The meaning of Easter Saturday
published on 13 Apr 2017
During Holy Week, The Salvation Army’s Captain Jo Moir reflects on how the Easter story gives her hope
“I want to live in Easter Saturday, someone who lives in the ‘and’, someone who is aware of the sacrifice God made for me but also knows the celebration that will come.”
The journey of the Easter story can be found in our lives. We can feel the move from the Passion into the Resurrection most deeply at difficult times in our lives; when challenges come, a time of incredible pain, and suddenly in the midst of mourning, being gifted with something beautiful - hope.

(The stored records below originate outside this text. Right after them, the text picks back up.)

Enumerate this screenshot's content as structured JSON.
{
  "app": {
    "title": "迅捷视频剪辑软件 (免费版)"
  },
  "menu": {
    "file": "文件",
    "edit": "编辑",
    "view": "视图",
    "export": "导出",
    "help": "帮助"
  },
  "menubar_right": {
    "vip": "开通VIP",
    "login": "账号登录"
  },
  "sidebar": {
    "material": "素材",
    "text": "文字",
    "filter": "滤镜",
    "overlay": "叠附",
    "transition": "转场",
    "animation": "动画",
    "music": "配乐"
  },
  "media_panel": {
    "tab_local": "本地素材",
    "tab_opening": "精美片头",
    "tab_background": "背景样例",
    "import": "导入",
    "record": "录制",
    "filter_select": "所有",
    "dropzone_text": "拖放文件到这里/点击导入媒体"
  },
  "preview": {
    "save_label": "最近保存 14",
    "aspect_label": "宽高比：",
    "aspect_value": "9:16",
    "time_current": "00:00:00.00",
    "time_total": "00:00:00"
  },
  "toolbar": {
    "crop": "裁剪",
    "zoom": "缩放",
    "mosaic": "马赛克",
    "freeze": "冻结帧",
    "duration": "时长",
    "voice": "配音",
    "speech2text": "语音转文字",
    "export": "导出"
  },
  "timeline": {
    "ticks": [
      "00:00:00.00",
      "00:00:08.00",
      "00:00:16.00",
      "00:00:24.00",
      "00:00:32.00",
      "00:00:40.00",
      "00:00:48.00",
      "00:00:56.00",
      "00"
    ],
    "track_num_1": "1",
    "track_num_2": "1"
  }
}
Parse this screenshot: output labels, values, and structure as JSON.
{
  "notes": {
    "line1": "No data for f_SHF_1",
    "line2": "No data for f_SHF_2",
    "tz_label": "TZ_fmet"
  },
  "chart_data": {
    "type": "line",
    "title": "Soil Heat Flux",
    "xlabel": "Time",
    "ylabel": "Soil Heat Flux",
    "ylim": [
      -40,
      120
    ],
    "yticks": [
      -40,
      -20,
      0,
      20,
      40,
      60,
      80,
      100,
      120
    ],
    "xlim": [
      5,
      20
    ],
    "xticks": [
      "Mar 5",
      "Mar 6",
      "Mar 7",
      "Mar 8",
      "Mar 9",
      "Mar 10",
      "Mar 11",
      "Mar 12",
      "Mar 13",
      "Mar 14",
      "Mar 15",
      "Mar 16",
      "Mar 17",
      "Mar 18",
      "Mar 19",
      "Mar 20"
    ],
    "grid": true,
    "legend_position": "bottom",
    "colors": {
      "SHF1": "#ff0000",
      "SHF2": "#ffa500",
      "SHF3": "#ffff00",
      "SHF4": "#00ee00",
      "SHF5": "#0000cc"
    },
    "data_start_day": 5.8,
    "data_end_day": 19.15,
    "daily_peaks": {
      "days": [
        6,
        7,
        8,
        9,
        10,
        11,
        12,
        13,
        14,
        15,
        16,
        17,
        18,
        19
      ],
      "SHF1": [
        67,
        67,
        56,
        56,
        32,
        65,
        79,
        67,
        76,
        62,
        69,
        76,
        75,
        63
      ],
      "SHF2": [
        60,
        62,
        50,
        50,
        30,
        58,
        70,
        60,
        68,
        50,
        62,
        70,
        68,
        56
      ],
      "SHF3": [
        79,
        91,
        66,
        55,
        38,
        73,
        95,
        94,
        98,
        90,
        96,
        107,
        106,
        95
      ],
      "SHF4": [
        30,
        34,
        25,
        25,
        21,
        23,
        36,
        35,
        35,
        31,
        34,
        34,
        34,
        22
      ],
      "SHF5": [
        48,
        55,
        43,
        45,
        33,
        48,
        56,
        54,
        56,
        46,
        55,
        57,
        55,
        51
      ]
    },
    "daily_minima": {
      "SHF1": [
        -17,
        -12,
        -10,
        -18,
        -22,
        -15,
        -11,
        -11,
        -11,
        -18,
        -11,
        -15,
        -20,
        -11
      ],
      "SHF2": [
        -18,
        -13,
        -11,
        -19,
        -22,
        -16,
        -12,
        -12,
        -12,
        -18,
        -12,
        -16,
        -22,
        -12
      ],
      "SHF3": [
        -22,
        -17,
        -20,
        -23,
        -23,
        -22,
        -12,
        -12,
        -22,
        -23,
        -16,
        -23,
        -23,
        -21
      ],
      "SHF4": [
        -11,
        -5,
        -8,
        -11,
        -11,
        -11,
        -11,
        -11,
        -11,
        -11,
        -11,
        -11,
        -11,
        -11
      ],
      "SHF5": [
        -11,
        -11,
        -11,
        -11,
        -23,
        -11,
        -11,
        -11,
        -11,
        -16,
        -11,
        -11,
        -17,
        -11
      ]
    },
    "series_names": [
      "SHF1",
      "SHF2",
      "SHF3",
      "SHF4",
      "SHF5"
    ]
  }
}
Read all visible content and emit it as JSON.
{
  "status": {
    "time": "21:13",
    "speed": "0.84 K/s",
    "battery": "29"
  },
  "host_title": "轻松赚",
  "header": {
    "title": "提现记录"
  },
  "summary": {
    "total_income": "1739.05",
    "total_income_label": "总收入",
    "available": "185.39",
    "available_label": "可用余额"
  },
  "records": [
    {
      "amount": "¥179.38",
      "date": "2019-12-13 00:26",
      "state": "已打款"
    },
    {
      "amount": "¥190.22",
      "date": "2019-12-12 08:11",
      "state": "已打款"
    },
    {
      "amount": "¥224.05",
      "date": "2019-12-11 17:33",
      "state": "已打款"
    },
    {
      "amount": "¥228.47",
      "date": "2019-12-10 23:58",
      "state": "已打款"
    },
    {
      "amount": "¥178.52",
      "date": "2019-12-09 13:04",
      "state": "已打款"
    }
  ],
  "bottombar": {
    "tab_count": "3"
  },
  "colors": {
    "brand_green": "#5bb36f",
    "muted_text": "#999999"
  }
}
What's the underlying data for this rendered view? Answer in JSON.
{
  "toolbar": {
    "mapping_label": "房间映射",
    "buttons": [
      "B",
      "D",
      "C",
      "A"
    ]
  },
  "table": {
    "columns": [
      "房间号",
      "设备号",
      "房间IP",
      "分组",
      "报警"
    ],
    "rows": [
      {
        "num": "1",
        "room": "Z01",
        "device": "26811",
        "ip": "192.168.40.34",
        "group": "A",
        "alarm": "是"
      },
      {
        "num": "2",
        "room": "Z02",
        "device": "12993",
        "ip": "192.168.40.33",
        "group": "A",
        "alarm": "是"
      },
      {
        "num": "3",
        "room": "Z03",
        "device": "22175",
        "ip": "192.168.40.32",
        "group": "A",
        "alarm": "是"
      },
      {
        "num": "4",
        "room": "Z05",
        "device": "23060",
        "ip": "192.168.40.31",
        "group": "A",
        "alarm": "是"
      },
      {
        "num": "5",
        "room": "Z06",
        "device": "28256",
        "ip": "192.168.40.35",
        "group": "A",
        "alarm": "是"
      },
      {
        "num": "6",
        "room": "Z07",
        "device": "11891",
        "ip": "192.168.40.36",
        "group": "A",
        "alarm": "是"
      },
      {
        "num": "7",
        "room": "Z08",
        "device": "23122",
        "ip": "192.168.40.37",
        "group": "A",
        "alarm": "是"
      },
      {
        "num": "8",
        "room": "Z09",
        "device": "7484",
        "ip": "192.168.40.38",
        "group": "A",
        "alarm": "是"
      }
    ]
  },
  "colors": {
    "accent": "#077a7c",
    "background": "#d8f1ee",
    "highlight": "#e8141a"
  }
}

Captain Jo Moir’s journey through the Easter story was seen in her first experience with God. As a young person growing up in a church family she was encouraged to explore faith for herself, not inherit it from her parents. Her parents used to tell her that ‘God didn’t have any grandchildren’ – faith is something that you chose for yourself, it wasn’t something you inherited like the colour of your hair.
When she was 15 she found a new group of friends, and decided that church wasn’t for her.
“Church just wasn’t the cool thing,” she remembers. “There were far more exciting ways to spend my weekend! And so I stopped attending and decided there was no God.”
These thoughts unsettled Jo to a considerable degree. If everything she thought she knew wasn’t real, what was left? Where was hope? Was there a heaven? What was the point?!
“Travelling through that period of doubt I have St Peter in my head,” Jo reflects. “He had a vision of who he thought Jesus would be: a heroic Jesus changing the world, fixing everything and fighting the Roman Empire. Suddenly all that promise was taken away as Jesus was put on the cross because he couldn’t see further forward than that. The trust placed in Jesus was overridden by Peter’s betrayal and denial.”
Two years later Jo’s parents, who were Salvation Army Officers, were given a new posting in South Africa. She had no intention of leaving her life behind, so at the end of her tether one night she decided to pray. She prayed that God would change the posting, and then she prayed that God would change her mind.
The next morning she woke up, heart completely changed. “I have no explanation for it, no earthly way to define it - I wanted to go to Africa.”
God had answered something in a very clear way and she had to pay attention to that. This began a journey of a different kind, a searching for the God whom she had given up on but had never given up on her. She smiles, “I think I had St Peter’s Easter Saturday feeling – waiting for something much more extraordinary than I’d even thought about in the first place, waiting for hope to be restored.”
Jo knows that God did not waste this period of doubt and confusion. It’s undoubtedly enriched her role as a Salvation Army Officer, which in her current post at William Booth Training College is often pastoral. Jo provides mentoring to the future Salvation Army officers, journeying alongside them and providing a safe environment for them to be open, entrusting her to reply with something of God.
It’s clear that for Jo the significance of the Easter story lies in living between Good Friday and Easter Sunday.
“Good Friday is about trust and Easter Sunday is about hope, so Easter Saturday is where that transaction is made in between trust and hope. I want to live in Easter Saturday, someone who lives in the ‘and’, someone who is aware of the sacrifice God has made for me but also anticipates the celebration that will come.”
This year, Jo’s birthday falls on Easter Sunday, and she’s used this opportunity to make a bucket list of what she’s accomplished to see how it weaves together. She summarises, “I think my purpose is to journey with people. There’s nothing very flash or exciting about it, I just want to walk along the road with people. I’m doing it now at William Booth College because I get to journey alongside people exploring leadership.
“Turning 40 for me is an opportunity to look back and look forward to where I want to go, and what I see is 40 years of trust and the rest I’ll leave to hope.”
Easter Sunday also marks the first broadcast anniversary of the six-part BBC series ‘Paul O’Grady: Sally Army & Me’. In the series Jo was a mentor to Paul, guiding him as he explored the life of the church and charity.
“Journeying alongside Paul in Sally Army & Me was wonderful - he was exactly as I thought he was going to be! There’s a phrase in Yorkshire called ‘WYSIWYG’ [pronounced ‘Wizzy wig’] which means what you see is what you get, that was Paul. He is funny and generous, we laughed a lot – it was fantastic.
“I’m grateful we’re still friends. We still talk and that journey didn’t end when the cameras turned off. We’re sharing life, but it’s much more mutual than me being his mentor now!”